Required action: Set down each entry below exactly as it stands.

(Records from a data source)
○ ○ ○

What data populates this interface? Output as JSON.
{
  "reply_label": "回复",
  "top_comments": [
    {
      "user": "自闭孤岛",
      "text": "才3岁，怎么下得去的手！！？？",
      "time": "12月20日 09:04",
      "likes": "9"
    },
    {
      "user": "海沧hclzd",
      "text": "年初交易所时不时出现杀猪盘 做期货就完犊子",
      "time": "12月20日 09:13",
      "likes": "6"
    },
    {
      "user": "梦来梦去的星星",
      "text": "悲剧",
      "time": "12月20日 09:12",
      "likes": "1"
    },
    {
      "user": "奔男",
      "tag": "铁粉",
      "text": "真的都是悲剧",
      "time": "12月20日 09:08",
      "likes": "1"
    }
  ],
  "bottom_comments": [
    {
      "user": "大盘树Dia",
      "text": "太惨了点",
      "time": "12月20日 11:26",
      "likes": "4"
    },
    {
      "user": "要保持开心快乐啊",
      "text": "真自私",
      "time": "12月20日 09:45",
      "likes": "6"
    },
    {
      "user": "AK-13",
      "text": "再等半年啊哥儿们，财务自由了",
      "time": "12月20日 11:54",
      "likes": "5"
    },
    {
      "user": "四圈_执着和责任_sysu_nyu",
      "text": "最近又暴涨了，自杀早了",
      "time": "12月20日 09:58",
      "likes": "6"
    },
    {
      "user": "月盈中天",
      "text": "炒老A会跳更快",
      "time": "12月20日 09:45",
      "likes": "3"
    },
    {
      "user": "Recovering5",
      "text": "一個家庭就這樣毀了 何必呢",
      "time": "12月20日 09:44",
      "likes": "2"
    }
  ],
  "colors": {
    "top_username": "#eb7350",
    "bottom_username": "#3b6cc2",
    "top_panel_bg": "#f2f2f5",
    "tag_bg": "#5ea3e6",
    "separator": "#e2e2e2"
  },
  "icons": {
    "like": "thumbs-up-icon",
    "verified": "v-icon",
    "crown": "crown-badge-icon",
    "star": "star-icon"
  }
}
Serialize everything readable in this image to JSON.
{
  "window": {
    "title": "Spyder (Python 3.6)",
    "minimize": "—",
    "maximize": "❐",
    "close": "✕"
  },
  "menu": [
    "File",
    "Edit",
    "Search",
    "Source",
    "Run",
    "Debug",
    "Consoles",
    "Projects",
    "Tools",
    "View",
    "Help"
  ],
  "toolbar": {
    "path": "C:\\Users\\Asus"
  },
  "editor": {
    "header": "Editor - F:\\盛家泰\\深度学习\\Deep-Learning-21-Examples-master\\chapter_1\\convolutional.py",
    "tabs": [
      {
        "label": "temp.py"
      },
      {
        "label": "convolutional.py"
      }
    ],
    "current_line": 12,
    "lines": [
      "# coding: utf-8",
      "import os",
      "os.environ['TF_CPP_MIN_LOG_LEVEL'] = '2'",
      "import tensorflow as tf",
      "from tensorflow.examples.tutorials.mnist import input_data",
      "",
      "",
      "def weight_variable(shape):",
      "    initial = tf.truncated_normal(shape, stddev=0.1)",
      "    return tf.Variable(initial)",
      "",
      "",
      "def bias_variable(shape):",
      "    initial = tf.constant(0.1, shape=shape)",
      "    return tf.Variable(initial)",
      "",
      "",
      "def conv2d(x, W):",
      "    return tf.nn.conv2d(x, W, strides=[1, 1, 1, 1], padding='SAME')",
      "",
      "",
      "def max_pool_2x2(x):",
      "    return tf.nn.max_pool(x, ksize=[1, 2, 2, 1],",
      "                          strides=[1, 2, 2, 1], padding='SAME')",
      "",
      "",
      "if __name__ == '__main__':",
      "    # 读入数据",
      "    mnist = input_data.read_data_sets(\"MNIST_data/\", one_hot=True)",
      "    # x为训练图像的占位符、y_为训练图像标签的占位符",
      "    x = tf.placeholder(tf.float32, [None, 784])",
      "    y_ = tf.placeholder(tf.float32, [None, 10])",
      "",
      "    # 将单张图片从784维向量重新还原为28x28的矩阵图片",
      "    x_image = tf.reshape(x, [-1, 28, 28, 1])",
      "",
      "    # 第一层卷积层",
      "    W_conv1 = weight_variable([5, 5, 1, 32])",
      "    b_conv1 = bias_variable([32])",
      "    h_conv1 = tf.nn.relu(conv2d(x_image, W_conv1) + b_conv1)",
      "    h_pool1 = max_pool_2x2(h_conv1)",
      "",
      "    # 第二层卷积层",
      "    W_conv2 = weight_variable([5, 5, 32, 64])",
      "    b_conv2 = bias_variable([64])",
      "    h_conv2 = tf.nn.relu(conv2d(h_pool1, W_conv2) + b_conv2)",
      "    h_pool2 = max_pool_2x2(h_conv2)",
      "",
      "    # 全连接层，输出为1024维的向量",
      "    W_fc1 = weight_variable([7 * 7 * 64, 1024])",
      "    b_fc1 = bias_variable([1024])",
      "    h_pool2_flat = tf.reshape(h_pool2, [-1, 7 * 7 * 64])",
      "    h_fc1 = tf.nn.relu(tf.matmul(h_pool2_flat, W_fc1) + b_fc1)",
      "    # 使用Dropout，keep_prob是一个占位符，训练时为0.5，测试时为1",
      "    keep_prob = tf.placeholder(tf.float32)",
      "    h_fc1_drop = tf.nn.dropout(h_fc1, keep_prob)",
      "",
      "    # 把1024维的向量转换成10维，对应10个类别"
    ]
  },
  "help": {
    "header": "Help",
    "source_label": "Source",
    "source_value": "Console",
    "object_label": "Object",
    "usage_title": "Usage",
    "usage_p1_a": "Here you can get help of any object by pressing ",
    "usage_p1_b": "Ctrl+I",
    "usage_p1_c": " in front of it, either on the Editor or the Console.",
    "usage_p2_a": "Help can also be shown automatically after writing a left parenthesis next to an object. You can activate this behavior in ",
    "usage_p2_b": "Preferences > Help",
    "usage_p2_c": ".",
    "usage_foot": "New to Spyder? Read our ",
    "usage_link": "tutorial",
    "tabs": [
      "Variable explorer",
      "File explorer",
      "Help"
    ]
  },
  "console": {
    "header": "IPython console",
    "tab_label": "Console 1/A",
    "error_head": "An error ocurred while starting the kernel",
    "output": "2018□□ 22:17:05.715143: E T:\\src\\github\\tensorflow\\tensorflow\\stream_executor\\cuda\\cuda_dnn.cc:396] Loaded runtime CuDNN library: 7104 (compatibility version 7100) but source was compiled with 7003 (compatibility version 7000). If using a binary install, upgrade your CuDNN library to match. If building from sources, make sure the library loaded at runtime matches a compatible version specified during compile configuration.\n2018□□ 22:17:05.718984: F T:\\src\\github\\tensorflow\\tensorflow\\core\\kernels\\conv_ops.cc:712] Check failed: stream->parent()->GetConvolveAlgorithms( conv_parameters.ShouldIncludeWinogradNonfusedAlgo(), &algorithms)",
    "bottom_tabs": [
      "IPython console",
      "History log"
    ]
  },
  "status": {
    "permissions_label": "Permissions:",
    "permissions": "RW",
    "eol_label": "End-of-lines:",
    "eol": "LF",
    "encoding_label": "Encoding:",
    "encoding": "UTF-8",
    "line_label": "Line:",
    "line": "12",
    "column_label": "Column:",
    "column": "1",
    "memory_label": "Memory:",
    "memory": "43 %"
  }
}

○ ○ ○

Answer for this exercise:
What data populates this interface? Output as JSON.
{
  "reply_label": "回复",
  "top_comments": [
    {
      "user": "自闭孤岛",
      "text": "才3岁，怎么下得去的手！！？？",
      "time": "12月20日 09:04",
      "likes": "9"
    },
    {
      "user": "海沧hclzd",
      "text": "年初交易所时不时出现杀猪盘 做期货就完犊子",
      "time": "12月20日 09:13",
      "likes": "6"
    },
    {
      "user": "梦来梦去的星星",
      "text": "悲剧",
      "time": "12月20日 09:12",
      "likes": "1"
    },
    {
      "user": "奔男",
      "tag": "铁粉",
      "text": "真的都是悲剧",
      "time": "12月20日 09:08",
      "likes": "1"
    }
  ],
  "bottom_comments": [
    {
      "user": "大盘树Dia",
      "text": "太惨了点",
      "time": "12月20日 11:26",
      "likes": "4"
    },
    {
      "user": "要保持开心快乐啊",
      "text": "真自私",
      "time": "12月20日 09:45",
      "likes": "6"
    },
    {
      "user": "AK-13",
      "text": "再等半年啊哥儿们，财务自由了",
      "time": "12月20日 11:54",
      "likes": "5"
    },
    {
      "user": "四圈_执着和责任_sysu_nyu",
      "text": "最近又暴涨了，自杀早了",
      "time": "12月20日 09:58",
      "likes": "6"
    },
    {
      "user": "月盈中天",
      "text": "炒老A会跳更快",
      "time": "12月20日 09:45",
      "likes": "3"
    },
    {
      "user": "Recovering5",
      "text": "一個家庭就這樣毀了 何必呢",
      "time": "12月20日 09:44",
      "likes": "2"
    }
  ],
  "colors": {
    "top_username": "#eb7350",
    "bottom_username": "#3b6cc2",
    "top_panel_bg": "#f2f2f5",
    "tag_bg": "#5ea3e6",
    "separator": "#e2e2e2"
  },
  "icons": {
    "like": "thumbs-up-icon",
    "verified": "v-icon",
    "crown": "crown-badge-icon",
    "star": "star-icon"
  }
}
Serialize everything readable in this image to JSON.
{
  "window": {
    "title": "Spyder (Python 3.6)",
    "minimize": "—",
    "maximize": "❐",
    "close": "✕"
  },
  "menu": [
    "File",
    "Edit",
    "Search",
    "Source",
    "Run",
    "Debug",
    "Consoles",
    "Projects",
    "Tools",
    "View",
    "Help"
  ],
  "toolbar": {
    "path": "C:\\Users\\Asus"
  },
  "editor": {
    "header": "Editor - F:\\盛家泰\\深度学习\\Deep-Learning-21-Examples-master\\chapter_1\\convolutional.py",
    "tabs": [
      {
        "label": "temp.py"
      },
      {
        "label": "convolutional.py"
      }
    ],
    "current_line": 12,
    "lines": [
      "# coding: utf-8",
      "import os",
      "os.environ['TF_CPP_MIN_LOG_LEVEL'] = '2'",
      "import tensorflow as tf",
      "from tensorflow.examples.tutorials.mnist import input_data",
      "",
      "",
      "def weight_variable(shape):",
      "    initial = tf.truncated_normal(shape, stddev=0.1)",
      "    return tf.Variable(initial)",
      "",
      "",
      "def bias_variable(shape):",
      "    initial = tf.constant(0.1, shape=shape)",
      "    return tf.Variable(initial)",
      "",
      "",
      "def conv2d(x, W):",
      "    return tf.nn.conv2d(x, W, strides=[1, 1, 1, 1], padding='SAME')",
      "",
      "",
      "def max_pool_2x2(x):",
      "    return tf.nn.max_pool(x, ksize=[1, 2, 2, 1],",
      "                          strides=[1, 2, 2, 1], padding='SAME')",
      "",
      "",
      "if __name__ == '__main__':",
      "    # 读入数据",
      "    mnist = input_data.read_data_sets(\"MNIST_data/\", one_hot=True)",
      "    # x为训练图像的占位符、y_为训练图像标签的占位符",
      "    x = tf.placeholder(tf.float32, [None, 784])",
      "    y_ = tf.placeholder(tf.float32, [None, 10])",
      "",
      "    # 将单张图片从784维向量重新还原为28x28的矩阵图片",
      "    x_image = tf.reshape(x, [-1, 28, 28, 1])",
      "",
      "    # 第一层卷积层",
      "    W_conv1 = weight_variable([5, 5, 1, 32])",
      "    b_conv1 = bias_variable([32])",
      "    h_conv1 = tf.nn.relu(conv2d(x_image, W_conv1) + b_conv1)",
      "    h_pool1 = max_pool_2x2(h_conv1)",
      "",
      "    # 第二层卷积层",
      "    W_conv2 = weight_variable([5, 5, 32, 64])",
      "    b_conv2 = bias_variable([64])",
      "    h_conv2 = tf.nn.relu(conv2d(h_pool1, W_conv2) + b_conv2)",
      "    h_pool2 = max_pool_2x2(h_conv2)",
      "",
      "    # 全连接层，输出为1024维的向量",
      "    W_fc1 = weight_variable([7 * 7 * 64, 1024])",
      "    b_fc1 = bias_variable([1024])",
      "    h_pool2_flat = tf.reshape(h_pool2, [-1, 7 * 7 * 64])",
      "    h_fc1 = tf.nn.relu(tf.matmul(h_pool2_flat, W_fc1) + b_fc1)",
      "    # 使用Dropout，keep_prob是一个占位符，训练时为0.5，测试时为1",
      "    keep_prob = tf.placeholder(tf.float32)",
      "    h_fc1_drop = tf.nn.dropout(h_fc1, keep_prob)",
      "",
      "    # 把1024维的向量转换成10维，对应10个类别"
    ]
  },
  "help": {
    "header": "Help",
    "source_label": "Source",
    "source_value": "Console",
    "object_label": "Object",
    "usage_title": "Usage",
    "usage_p1_a": "Here you can get help of any object by pressing ",
    "usage_p1_b": "Ctrl+I",
    "usage_p1_c": " in front of it, either on the Editor or the Console.",
    "usage_p2_a": "Help can also be shown automatically after writing a left parenthesis next to an object. You can activate this behavior in ",
    "usage_p2_b": "Preferences > Help",
    "usage_p2_c": ".",
    "usage_foot": "New to Spyder? Read our ",
    "usage_link": "tutorial",
    "tabs": [
      "Variable explorer",
      "File explorer",
      "Help"
    ]
  },
  "console": {
    "header": "IPython console",
    "tab_label": "Console 1/A",
    "error_head": "An error ocurred while starting the kernel",
    "output": "2018□□ 22:17:05.715143: E T:\\src\\github\\tensorflow\\tensorflow\\stream_executor\\cuda\\cuda_dnn.cc:396] Loaded runtime CuDNN library: 7104 (compatibility version 7100) but source was compiled with 7003 (compatibility version 7000). If using a binary install, upgrade your CuDNN library to match. If building from sources, make sure the library loaded at runtime matches a compatible version specified during compile configuration.\n2018□□ 22:17:05.718984: F T:\\src\\github\\tensorflow\\tensorflow\\core\\kernels\\conv_ops.cc:712] Check failed: stream->parent()->GetConvolveAlgorithms( conv_parameters.ShouldIncludeWinogradNonfusedAlgo(), &algorithms)",
    "bottom_tabs": [
      "IPython console",
      "History log"
    ]
  },
  "status": {
    "permissions_label": "Permissions:",
    "permissions": "RW",
    "eol_label": "End-of-lines:",
    "eol": "LF",
    "encoding_label": "Encoding:",
    "encoding": "UTF-8",
    "line_label": "Line:",
    "line": "12",
    "column_label": "Column:",
    "column": "1",
    "memory_label": "Memory:",
    "memory": "43 %"
  }
}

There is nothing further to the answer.